On Monday, June 5th, Sam Bowles of Newport Partners spoke at the 2017 NFPA Conference and Expo in Boston, MA. Recently, Newport had completed a study on behalf of NFPA regarding the perceptions of different stakeholder groups in state’s that have mandatory requirements for home fire sprinkler systems. At the conference, Mr. Bowles discussed some of the findings of that study and how these results can be leveraged for other state’s that might be looking to adopt requirements for sprinkler systems in new construction.
The debate on whether or not to adopt code requirements mandating sprinklers has been ongoing across the country for a long time now. In 2006, sprinklers were included in the International Residential Code (IRC) but were added as an optional appendix and in 2008 they became a standard requirement. However, since being included in the IRC, only two states, Maryland and California, have adopted statewide sprinkler requirements. The debate still continues across the nation, with fire protection professionals heavily advocating for sprinkler requirements while being met with pushback from some other stakeholder groups.

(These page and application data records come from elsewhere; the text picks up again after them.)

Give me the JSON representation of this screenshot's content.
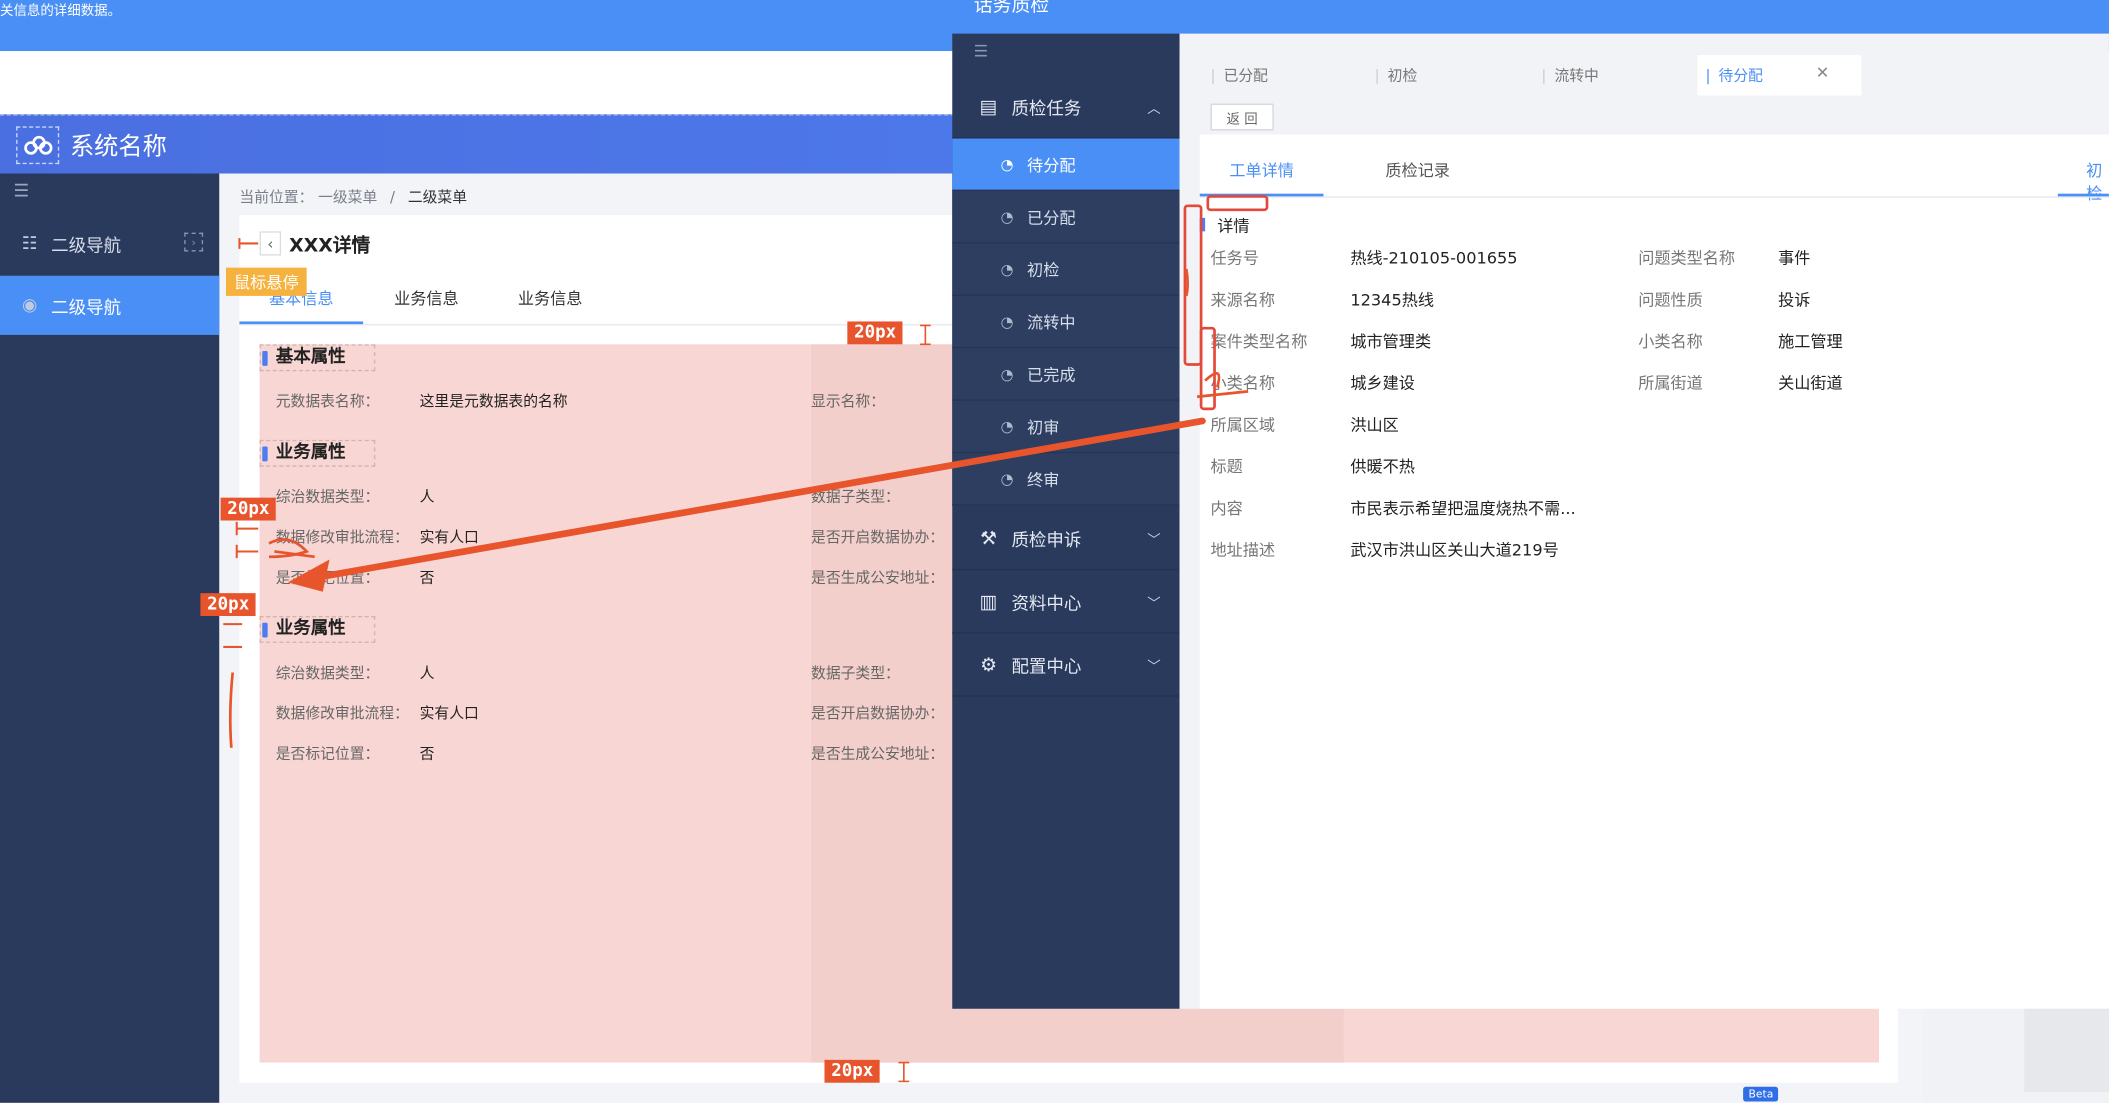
{
  "top_banner": {
    "text": "关信息的详细数据。"
  },
  "header": {
    "system_name": "系统名称"
  },
  "left_nav": {
    "items": [
      {
        "label": "二级导航",
        "active": false
      },
      {
        "label": "二级导航",
        "active": true
      }
    ]
  },
  "breadcrumb": {
    "prefix": "当前位置：",
    "level1": "一级菜单",
    "sep": "/",
    "level2": "二级菜单"
  },
  "page": {
    "title": "XXX详情",
    "hover_badge": "鼠标悬停"
  },
  "tabs": [
    {
      "label": "基本信息",
      "active": true
    },
    {
      "label": "业务信息",
      "active": false
    },
    {
      "label": "业务信息",
      "active": false
    }
  ],
  "sections": [
    {
      "title": "基本属性",
      "fields": [
        {
          "label": "元数据表名称：",
          "value": "这里是元数据表的名称"
        },
        {
          "label": "显示名称：",
          "value": ""
        }
      ]
    },
    {
      "title": "业务属性",
      "fields": [
        {
          "label": "综治数据类型：",
          "value": "人"
        },
        {
          "label": "数据子类型：",
          "value": ""
        },
        {
          "label": "数据修改审批流程：",
          "value": "实有人口"
        },
        {
          "label": "是否开启数据协办：",
          "value": ""
        },
        {
          "label": "是否标记位置：",
          "value": "否"
        },
        {
          "label": "是否生成公安地址：",
          "value": ""
        }
      ]
    },
    {
      "title": "业务属性",
      "fields": [
        {
          "label": "综治数据类型：",
          "value": "人"
        },
        {
          "label": "数据子类型：",
          "value": ""
        },
        {
          "label": "数据修改审批流程：",
          "value": "实有人口"
        },
        {
          "label": "是否开启数据协办：",
          "value": ""
        },
        {
          "label": "是否标记位置：",
          "value": "否"
        },
        {
          "label": "是否生成公安地址：",
          "value": ""
        }
      ]
    }
  ],
  "annotations": {
    "spacing": "20px"
  },
  "right_panel": {
    "title": "话务质检",
    "menu": {
      "group1": {
        "label": "质检任务"
      },
      "sub": [
        "待分配",
        "已分配",
        "初检",
        "流转中",
        "已完成",
        "初审",
        "终审"
      ],
      "group2": {
        "label": "质检申诉"
      },
      "group3": {
        "label": "资料中心"
      },
      "group4": {
        "label": "配置中心"
      }
    },
    "tabs": [
      "已分配",
      "初检",
      "流转中",
      "待分配"
    ],
    "return_label": "返 回",
    "work_tabs": [
      "工单详情",
      "质检记录",
      "初检"
    ],
    "detail_title": "详情",
    "details": {
      "task_no_label": "任务号",
      "task_no": "热线-210105-001655",
      "source_label": "来源名称",
      "source": "12345热线",
      "case_type_label": "案件类型名称",
      "case_type": "城市管理类",
      "subclass_label": "小类名称",
      "subclass": "城乡建设",
      "region_label": "所属区域",
      "region": "洪山区",
      "title_label": "标题",
      "title": "供暖不热",
      "content_label": "内容",
      "content": "市民表示希望把温度烧热不需...",
      "address_label": "地址描述",
      "address": "武汉市洪山区关山大道219号",
      "issue_type_label": "问题类型名称",
      "issue_type": "事件",
      "issue_nature_label": "问题性质",
      "issue_nature": "投诉",
      "sub_label": "小类名称",
      "sub_value": "施工管理",
      "street_label": "所属街道",
      "street": "关山街道"
    },
    "beta": "Beta"
  }
}
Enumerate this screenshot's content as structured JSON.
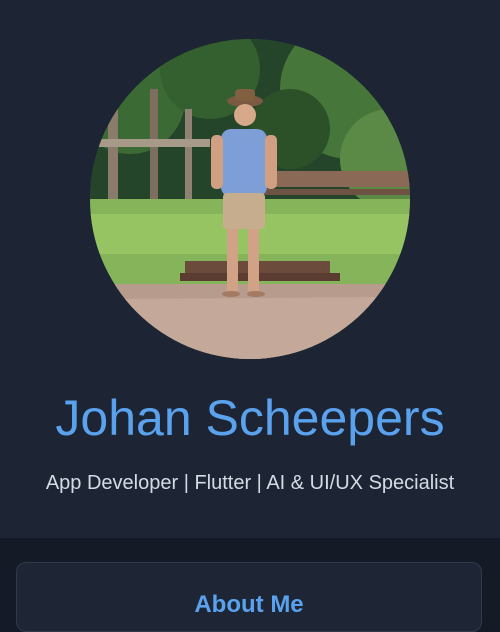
{
  "profile": {
    "name": "Johan Scheepers",
    "tagline": "App Developer | Flutter | AI & UI/UX Specialist",
    "avatar_icon": "profile-photo"
  },
  "about": {
    "title": "About Me"
  },
  "colors": {
    "background": "#141b27",
    "hero_background": "#1d2534",
    "accent": "#5aa2ee",
    "text": "#d5dbe5"
  }
}
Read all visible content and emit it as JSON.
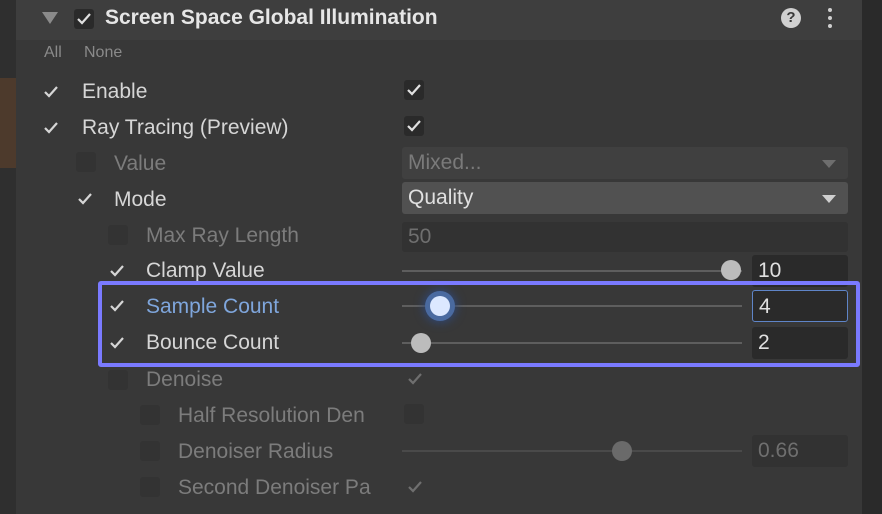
{
  "header": {
    "title": "Screen Space Global Illumination",
    "all_label": "All",
    "none_label": "None",
    "help_glyph": "?",
    "enabled": true
  },
  "rows": {
    "enable": {
      "label": "Enable",
      "overridden": true,
      "value": true
    },
    "ray_tracing": {
      "label": "Ray Tracing (Preview)",
      "overridden": true,
      "value": true
    },
    "value": {
      "label": "Value",
      "overridden": false,
      "selected": "Mixed..."
    },
    "mode": {
      "label": "Mode",
      "overridden": true,
      "selected": "Quality"
    },
    "max_ray_length": {
      "label": "Max Ray Length",
      "overridden": false,
      "value": "50"
    },
    "clamp_value": {
      "label": "Clamp Value",
      "overridden": true,
      "value": "10",
      "slider_fraction": 0.95
    },
    "sample_count": {
      "label": "Sample Count",
      "overridden": true,
      "value": "4",
      "slider_fraction": 0.1
    },
    "bounce_count": {
      "label": "Bounce Count",
      "overridden": true,
      "value": "2",
      "slider_fraction": 0.05
    },
    "denoise": {
      "label": "Denoise",
      "overridden": false,
      "value": true
    },
    "half_resolution": {
      "label": "Half Resolution Den",
      "overridden": false,
      "value": false
    },
    "denoiser_radius": {
      "label": "Denoiser Radius",
      "overridden": false,
      "value": "0.66",
      "slider_fraction": 0.66
    },
    "second_denoiser": {
      "label": "Second Denoiser Pa",
      "overridden": false,
      "value": true
    }
  },
  "colors": {
    "panel_bg": "#383838",
    "highlight_border": "#7a7aff",
    "active_label": "#7fa6dc"
  }
}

What made this study interesting is that nothing like it has been done before. The majority of previous studies related to home fire sprinkler systems looked at the cost impact, but until we had states that had experience without mandatory requirements, we could not look at how some of the more common perceptions that hindered widespread adoption actually played out. Maryland and California both adopted requirements in 2011, so at the time the study was conducted, they had nearly 5 years of experience in living and working with residential sprinkler systems. (Many areas of these states actually had sprinkler requirements long before they became statewide mandates.)
Below is a summary of some of the key findings from the study. You can read the full report here.